The changing of the seasons is inevitable. That’s true whether you’re running Angus cows in North Dakota or Hereford and black baldie cows in south central Mississippi. However, when you’re a cattle producer whose livelihood depends on those mama cows, the changing seasons mean making a few adaptations to cow nutrition and care to make sure your herd continues to thrive each day of the year.
Mother Nature is Moody in the South
There’s no doubt that colder temperatures are a major part of what makes wintertime so challenging when it comes to taking care of livestock. And, it isn’t just the cold; it is the temperature extremes and the unexpected shifts that can challenge producers. Joe and Ryan McGuffee own McGuffee Polled Herefords, at New Hebron, Miss. According to Ryan, their winters usually consist of 90 days of “bad weather,” although most of that time what makes the weather bad is the lower temperatures, rain and unexpected temperature swings.
“You don’t really know how to plan for it. When we worked cattle earlier in the day [mid-November], they had a lot of hair so we might be in for a tough winter.

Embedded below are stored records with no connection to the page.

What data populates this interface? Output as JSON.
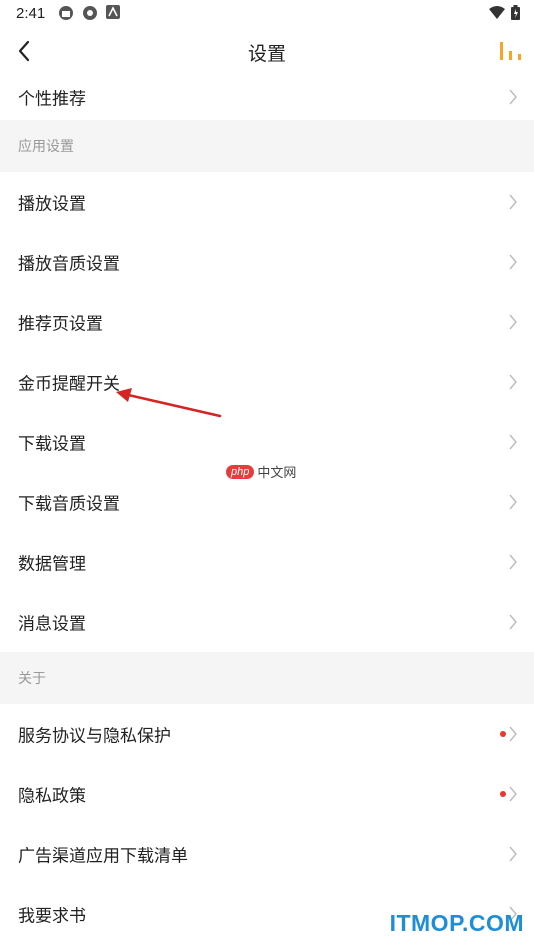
{
  "status_bar": {
    "time": "2:41"
  },
  "header": {
    "title": "设置"
  },
  "list": {
    "top_item": {
      "label": "个性推荐"
    },
    "sections": [
      {
        "title": "应用设置",
        "items": [
          {
            "label": "播放设置"
          },
          {
            "label": "播放音质设置"
          },
          {
            "label": "推荐页设置"
          },
          {
            "label": "金币提醒开关"
          },
          {
            "label": "下载设置"
          },
          {
            "label": "下载音质设置"
          },
          {
            "label": "数据管理"
          },
          {
            "label": "消息设置"
          }
        ]
      },
      {
        "title": "关于",
        "items": [
          {
            "label": "服务协议与隐私保护",
            "has_red_dot": true
          },
          {
            "label": "隐私政策",
            "has_red_dot": true
          },
          {
            "label": "广告渠道应用下载清单"
          },
          {
            "label": "我要求书"
          }
        ]
      }
    ]
  },
  "watermarks": {
    "center_php": "php",
    "center_cn": "中文网",
    "bottom": "ITMOP.COM"
  },
  "colors": {
    "accent": "#f5a623",
    "red_dot": "#e8372c",
    "annotation_arrow": "#d42424",
    "section_bg": "#f5f5f5"
  },
  "icons": {
    "back": "chevron-left-icon",
    "chart": "bar-chart-icon",
    "row_arrow": "chevron-right-icon"
  }
}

If we do have an ice storm coming, we do have timber breaks we can put our cows in. If it is really, really bad, we do have barns to calve in. If we do have bad weather, it’s only for a few days at a time, it doesn’t last 90 days,” he said.
Typically, the average temperatures where McGuffees run their herd of 165 registered Hereford cows and 600 black baldies, ranges between 25 and 80 degrees, January through March, with summer temperatures reaching 115 degrees with 100% humidity. He starts his fall calving in mid-September and begins spring calving in January, through mid-May, so he is getting calves and rebreeding during some of the most unpredictable weather seasons.
Noticeably Colder Up North
Nearly 1,600 miles northwest of McGuffes, Bob White owns and manages White’s Angus Ranch, near Bowman, N.D. Although he faces temperature extremes, his generally comes months apart, not days apart. He said they too will have up to 115-degree days in the summer, but when January and February hit, subzero temperatures are the norm.
“When we started calving last March, it was 54 below zero with the windchill factor. That was pretty tough. We calved in the barn,” White said.
Although they live states apart, managing different breeds and under different winter conditions, both McGuffee and White agree that taking care of cows in the winter does take just a little extra effort. They make sure their cows stay on a good plane of nutrition and provide them shelter from the elements.
Nutrition Comes First
McGuffee and White both work to put up the best hay supply possible for their cows to survive on through the winter months; however, they also know their cows are working extra hard through gestation and lactation so providing them with adequate protein and energy is a priority. McGuffee puts up between 2,500-3,000 dry hay bales each summer and also makes haylage (wet hay), which provides his cows with extra energy. He also supplements his herd with VitaFerm Concept•Aid® 5/S year-round. The Concept•Aid includes organic copper, zinc and manganese to ensure maximum bioavailability of nutrients to the animal and high levels of vitamin E and selenium to promote optimized fertility. It is also available with MOS to trap bad bacteria limiting their ability to do harm and includes organic trace minerals, vitamins and B vitamins.
White supplements his herd with the VitaFerm Concept•Aid Protein Meal all year and provides additional protein to his cows when it starts to get colder with the VitaFerm 30-13% Protein Tub. All VitaFerm products contain Amaferm®, a precision prebiotic designed to enhance digestibility by amplifying nutrient supply for maximum performance. It is research-proven to significantly increase forage digestion for an increase in utilization resulting in optimal health and performance. In addition to the Amaferm advantage, the Protein Tub that White uses contains 30% protein with no more than 13% equivalent crude protein from non-protein nitrogen and organic copper for maximum availability to support immunity.
“I don’t like the cows to go backwards, it gets tougher to put weight back on once it gets cold. I like the Amaferm. It seems like the cows stay in shape year-round, even just on grass. Even in the winter they have a full look to them – “bloom” you could say. I like the product, and I like the way my cows consume it,” White says.
Calving Time Shelters
Although McGuffee and White calve under different environmental conditions, they both know the value of having shelter for extreme cold and wet conditions. However, when possible they leave their cattle in their natural environment. Conditions exist for ice storms down in Mississippi where McGuffee is, and when those happen, he is prepared. He does have calving barns and the timber in their area also protects cows from the elements. He said despite the sudden shifts in temperature and unexpected cold rains, he has very little sickness due to his health and nutrition protocols.
White provides plenty of man-made and natural windbreaks, as well as calving barns. If the conditions are not too cold or there isn’t too much snow on the ground, he will calve outside. Only under extreme conditions will he bring his calving cows inside for a few days.
While managing cows is simpler than managing weather, there are extra management practices to consider in the winter. It doesn’t matter if you are in southern Mississippi or southwest North Dakota, those cows need extra protein and energy during times of late gestation and peak lactation.